Exercise goal: What you return should be each line of the data containing the string "this".

Page and application data records:

-=-=-=-=-

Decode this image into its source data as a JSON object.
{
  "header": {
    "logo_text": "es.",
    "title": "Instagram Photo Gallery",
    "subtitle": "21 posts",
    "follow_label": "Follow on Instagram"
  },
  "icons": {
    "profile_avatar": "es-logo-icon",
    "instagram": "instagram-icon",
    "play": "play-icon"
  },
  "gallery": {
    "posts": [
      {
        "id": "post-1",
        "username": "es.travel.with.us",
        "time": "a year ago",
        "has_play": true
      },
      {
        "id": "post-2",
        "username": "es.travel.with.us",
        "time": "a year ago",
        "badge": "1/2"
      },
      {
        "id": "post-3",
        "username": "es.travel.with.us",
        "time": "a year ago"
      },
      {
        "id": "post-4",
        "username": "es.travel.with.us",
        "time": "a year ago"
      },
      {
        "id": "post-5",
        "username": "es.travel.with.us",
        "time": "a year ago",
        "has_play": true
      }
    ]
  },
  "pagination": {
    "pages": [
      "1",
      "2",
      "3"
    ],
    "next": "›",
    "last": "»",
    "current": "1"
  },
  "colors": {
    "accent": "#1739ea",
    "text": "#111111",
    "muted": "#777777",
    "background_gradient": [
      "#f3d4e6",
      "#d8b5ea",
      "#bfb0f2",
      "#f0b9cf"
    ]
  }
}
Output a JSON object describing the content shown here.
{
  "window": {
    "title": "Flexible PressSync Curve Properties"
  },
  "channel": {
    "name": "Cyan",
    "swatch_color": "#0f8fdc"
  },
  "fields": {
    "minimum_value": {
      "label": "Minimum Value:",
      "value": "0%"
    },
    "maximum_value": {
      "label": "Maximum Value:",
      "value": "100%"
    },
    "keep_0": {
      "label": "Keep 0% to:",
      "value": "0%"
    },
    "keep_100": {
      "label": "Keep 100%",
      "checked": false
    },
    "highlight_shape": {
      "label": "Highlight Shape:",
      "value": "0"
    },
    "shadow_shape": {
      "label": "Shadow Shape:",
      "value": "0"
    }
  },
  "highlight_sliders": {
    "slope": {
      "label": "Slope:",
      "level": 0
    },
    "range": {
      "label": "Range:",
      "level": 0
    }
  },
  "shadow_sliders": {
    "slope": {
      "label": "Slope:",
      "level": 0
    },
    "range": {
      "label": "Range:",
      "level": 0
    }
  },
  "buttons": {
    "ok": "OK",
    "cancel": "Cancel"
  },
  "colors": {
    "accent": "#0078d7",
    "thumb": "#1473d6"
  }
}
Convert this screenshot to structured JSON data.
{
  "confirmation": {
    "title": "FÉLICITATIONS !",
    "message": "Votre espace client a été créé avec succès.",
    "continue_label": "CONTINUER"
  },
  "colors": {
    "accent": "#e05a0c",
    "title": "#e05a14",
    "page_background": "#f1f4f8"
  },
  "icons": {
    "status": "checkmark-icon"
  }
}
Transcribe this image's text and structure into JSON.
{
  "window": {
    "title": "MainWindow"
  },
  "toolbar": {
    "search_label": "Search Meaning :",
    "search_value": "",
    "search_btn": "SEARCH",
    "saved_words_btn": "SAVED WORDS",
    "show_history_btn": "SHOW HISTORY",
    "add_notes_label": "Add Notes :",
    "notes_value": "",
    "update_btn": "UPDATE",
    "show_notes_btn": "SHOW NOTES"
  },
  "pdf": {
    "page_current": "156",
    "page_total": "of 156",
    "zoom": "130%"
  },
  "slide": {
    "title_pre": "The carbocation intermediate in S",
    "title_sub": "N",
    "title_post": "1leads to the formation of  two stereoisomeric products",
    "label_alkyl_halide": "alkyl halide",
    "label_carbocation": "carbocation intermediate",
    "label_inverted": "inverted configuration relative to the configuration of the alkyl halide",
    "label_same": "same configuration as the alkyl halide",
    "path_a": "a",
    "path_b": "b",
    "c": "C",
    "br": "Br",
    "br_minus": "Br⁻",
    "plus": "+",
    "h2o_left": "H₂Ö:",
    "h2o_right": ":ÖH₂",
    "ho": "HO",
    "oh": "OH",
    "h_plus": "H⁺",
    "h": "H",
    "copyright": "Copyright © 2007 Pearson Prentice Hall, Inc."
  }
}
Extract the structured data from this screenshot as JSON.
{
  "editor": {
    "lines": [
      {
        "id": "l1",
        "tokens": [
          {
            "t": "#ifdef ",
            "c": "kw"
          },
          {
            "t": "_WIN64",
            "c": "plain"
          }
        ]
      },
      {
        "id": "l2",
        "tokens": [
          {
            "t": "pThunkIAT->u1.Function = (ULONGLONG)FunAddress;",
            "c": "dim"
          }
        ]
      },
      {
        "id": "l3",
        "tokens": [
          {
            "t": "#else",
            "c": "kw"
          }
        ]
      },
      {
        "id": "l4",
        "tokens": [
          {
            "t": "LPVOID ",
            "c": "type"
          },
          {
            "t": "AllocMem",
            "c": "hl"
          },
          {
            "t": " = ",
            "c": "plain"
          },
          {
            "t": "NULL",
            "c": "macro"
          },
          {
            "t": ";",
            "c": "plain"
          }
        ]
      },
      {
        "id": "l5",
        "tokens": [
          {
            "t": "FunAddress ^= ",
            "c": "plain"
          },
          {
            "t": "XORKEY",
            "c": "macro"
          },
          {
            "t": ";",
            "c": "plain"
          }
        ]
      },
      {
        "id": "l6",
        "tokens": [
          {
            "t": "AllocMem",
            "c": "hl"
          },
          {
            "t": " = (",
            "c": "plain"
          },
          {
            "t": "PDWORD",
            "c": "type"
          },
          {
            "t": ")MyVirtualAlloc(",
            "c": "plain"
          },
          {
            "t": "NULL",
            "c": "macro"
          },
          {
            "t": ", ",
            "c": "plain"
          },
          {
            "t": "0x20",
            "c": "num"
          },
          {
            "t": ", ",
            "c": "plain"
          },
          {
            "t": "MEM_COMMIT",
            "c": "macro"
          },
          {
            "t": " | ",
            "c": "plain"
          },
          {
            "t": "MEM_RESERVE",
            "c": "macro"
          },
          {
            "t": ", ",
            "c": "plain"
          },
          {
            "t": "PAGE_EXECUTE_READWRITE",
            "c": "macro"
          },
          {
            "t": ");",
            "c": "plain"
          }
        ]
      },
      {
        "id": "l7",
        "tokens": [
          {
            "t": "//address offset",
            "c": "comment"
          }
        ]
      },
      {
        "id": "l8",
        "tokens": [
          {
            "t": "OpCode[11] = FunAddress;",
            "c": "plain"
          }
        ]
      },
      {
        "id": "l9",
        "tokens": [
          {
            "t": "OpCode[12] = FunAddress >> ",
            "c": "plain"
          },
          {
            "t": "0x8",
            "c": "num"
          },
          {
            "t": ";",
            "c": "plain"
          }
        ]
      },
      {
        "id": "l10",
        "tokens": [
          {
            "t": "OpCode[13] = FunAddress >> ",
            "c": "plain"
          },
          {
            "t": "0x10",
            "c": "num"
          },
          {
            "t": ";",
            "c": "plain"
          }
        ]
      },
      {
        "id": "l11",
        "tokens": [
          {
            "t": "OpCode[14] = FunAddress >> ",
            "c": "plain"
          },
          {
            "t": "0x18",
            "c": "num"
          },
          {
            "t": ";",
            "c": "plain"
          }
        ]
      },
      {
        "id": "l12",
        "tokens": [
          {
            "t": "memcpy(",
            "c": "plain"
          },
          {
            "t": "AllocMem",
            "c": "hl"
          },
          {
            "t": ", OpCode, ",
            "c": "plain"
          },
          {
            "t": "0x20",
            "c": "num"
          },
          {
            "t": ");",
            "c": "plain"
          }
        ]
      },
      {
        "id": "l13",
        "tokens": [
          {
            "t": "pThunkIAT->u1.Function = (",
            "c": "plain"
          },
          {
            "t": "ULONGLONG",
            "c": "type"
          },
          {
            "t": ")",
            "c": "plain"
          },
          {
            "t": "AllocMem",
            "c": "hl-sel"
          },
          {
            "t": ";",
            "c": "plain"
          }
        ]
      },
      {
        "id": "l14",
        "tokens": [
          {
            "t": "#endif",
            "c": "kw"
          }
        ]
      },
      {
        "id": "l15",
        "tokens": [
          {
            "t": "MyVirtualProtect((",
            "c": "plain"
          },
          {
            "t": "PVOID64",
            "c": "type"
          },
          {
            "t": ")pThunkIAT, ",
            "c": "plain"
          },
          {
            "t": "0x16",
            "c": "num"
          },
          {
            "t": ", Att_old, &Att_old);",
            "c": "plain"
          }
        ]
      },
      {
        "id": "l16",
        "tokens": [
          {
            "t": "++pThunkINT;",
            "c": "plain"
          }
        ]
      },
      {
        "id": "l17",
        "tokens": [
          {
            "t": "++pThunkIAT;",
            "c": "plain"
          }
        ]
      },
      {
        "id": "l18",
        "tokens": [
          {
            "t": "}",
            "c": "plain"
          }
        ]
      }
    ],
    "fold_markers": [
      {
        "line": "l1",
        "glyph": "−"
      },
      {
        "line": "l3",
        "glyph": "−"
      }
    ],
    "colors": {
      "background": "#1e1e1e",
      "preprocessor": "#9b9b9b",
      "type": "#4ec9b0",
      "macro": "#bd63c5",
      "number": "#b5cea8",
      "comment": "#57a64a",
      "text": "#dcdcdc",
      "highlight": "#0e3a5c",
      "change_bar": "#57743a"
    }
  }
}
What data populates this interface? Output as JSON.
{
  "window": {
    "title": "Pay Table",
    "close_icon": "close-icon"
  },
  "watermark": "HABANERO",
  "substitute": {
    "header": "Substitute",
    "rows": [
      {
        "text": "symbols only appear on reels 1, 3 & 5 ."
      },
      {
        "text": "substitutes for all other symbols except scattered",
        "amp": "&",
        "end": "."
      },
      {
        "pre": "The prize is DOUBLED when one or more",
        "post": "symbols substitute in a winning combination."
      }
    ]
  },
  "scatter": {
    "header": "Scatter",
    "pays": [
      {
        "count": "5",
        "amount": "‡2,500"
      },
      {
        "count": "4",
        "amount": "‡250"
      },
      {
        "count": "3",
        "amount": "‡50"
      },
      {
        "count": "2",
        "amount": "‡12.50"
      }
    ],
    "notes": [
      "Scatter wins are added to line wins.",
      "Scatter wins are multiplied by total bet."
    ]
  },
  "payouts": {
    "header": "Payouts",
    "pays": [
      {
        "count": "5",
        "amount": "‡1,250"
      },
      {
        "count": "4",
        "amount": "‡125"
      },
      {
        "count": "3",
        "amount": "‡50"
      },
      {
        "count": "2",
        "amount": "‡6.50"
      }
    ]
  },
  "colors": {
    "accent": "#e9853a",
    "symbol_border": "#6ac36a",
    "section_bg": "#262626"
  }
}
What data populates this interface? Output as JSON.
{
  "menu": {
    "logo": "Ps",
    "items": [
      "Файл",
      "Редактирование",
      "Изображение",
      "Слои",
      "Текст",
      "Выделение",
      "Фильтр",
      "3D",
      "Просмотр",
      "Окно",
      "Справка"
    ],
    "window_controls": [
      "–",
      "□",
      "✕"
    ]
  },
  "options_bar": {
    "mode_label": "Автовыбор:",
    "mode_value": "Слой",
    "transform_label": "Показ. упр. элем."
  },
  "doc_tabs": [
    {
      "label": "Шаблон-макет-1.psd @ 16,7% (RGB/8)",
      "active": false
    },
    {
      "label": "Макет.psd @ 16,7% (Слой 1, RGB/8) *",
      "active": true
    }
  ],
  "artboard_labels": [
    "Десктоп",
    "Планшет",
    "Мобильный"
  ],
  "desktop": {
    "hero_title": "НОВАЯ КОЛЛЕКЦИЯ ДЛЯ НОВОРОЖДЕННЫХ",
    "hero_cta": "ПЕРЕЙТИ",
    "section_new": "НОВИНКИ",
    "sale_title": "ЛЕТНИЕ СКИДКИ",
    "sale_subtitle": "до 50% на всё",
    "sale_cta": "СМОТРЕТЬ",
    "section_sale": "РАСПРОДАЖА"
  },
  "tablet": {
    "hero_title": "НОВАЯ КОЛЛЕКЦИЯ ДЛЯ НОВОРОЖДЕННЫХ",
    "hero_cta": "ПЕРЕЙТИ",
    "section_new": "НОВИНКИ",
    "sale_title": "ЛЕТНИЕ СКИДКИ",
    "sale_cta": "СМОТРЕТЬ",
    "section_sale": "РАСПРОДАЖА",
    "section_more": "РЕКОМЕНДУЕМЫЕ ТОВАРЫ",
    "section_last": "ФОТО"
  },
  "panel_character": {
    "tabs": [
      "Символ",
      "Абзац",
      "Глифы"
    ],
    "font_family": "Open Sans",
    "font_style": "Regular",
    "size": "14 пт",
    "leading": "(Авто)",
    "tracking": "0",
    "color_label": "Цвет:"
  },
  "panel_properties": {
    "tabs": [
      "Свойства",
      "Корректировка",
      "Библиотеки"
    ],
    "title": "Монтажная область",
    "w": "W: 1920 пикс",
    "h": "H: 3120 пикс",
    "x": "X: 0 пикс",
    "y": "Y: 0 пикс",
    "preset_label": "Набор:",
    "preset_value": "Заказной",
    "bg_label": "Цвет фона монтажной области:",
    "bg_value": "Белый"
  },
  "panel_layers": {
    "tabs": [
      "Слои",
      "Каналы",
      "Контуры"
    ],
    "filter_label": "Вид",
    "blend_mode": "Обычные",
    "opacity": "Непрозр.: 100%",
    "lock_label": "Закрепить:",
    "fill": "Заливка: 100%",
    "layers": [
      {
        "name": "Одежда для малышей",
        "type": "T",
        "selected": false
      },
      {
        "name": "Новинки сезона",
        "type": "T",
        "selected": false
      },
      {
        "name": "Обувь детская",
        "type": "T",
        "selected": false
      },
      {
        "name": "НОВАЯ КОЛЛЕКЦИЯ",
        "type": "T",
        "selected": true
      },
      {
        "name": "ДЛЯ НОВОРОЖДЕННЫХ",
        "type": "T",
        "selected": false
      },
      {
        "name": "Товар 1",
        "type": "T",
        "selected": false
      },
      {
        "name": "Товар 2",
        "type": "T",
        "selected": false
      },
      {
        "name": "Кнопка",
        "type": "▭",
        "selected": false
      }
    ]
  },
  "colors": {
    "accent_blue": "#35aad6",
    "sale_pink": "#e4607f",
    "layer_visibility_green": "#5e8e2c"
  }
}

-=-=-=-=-

Written answer:
Decode this image into its source data as a JSON object.
Convert this screenshot to structured JSON data.
Transcribe this image's text and structure into JSON.
Extract the structured data from this screenshot as JSON.
What data populates this interface? Output as JSON.
What data populates this interface? Output as JSON.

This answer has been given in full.